START EXTRACTED RECORDS

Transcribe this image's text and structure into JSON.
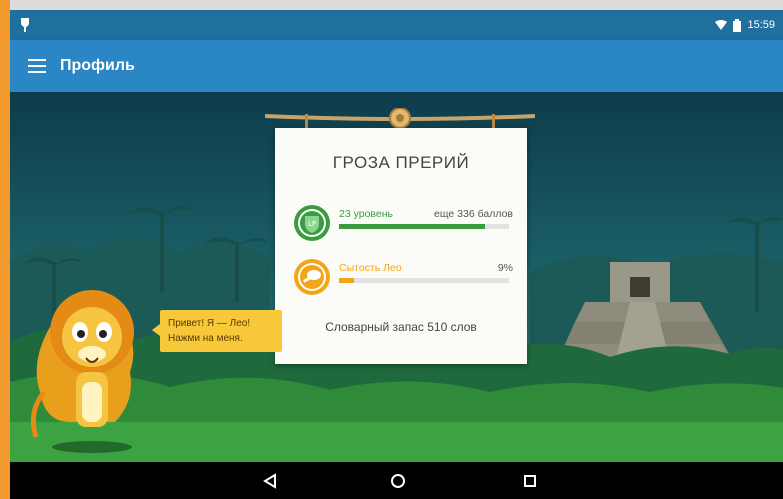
{
  "status_bar": {
    "time": "15:59"
  },
  "app_bar": {
    "title": "Профиль"
  },
  "profile_card": {
    "title": "ГРОЗА ПРЕРИЙ",
    "level": {
      "badge_text": "LP",
      "label": "23 уровень",
      "remaining": "еще 336 баллов",
      "progress_fraction": 0.86,
      "color": "#3a9c3f"
    },
    "satiety": {
      "label": "Сытость Лео",
      "value": "9%",
      "progress_fraction": 0.09,
      "color": "#f2a516"
    },
    "vocabulary": "Словарный запас 510 слов"
  },
  "mascot": {
    "speech_line1": "Привет! Я — Лео!",
    "speech_line2": "Нажми на меня."
  },
  "icons": {
    "menu": "hamburger-menu-icon",
    "back": "back-triangle-icon",
    "home": "home-circle-icon",
    "recents": "recents-square-icon"
  }
}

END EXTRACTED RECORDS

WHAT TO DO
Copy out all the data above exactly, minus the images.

ANSWER TO THIS EXERCISE
Transcribe this image's text and structure into JSON.
{
  "status_bar": {
    "time": "15:59"
  },
  "app_bar": {
    "title": "Профиль"
  },
  "profile_card": {
    "title": "ГРОЗА ПРЕРИЙ",
    "level": {
      "badge_text": "LP",
      "label": "23 уровень",
      "remaining": "еще 336 баллов",
      "progress_fraction": 0.86,
      "color": "#3a9c3f"
    },
    "satiety": {
      "label": "Сытость Лео",
      "value": "9%",
      "progress_fraction": 0.09,
      "color": "#f2a516"
    },
    "vocabulary": "Словарный запас 510 слов"
  },
  "mascot": {
    "speech_line1": "Привет! Я — Лео!",
    "speech_line2": "Нажми на меня."
  },
  "icons": {
    "menu": "hamburger-menu-icon",
    "back": "back-triangle-icon",
    "home": "home-circle-icon",
    "recents": "recents-square-icon"
  }
}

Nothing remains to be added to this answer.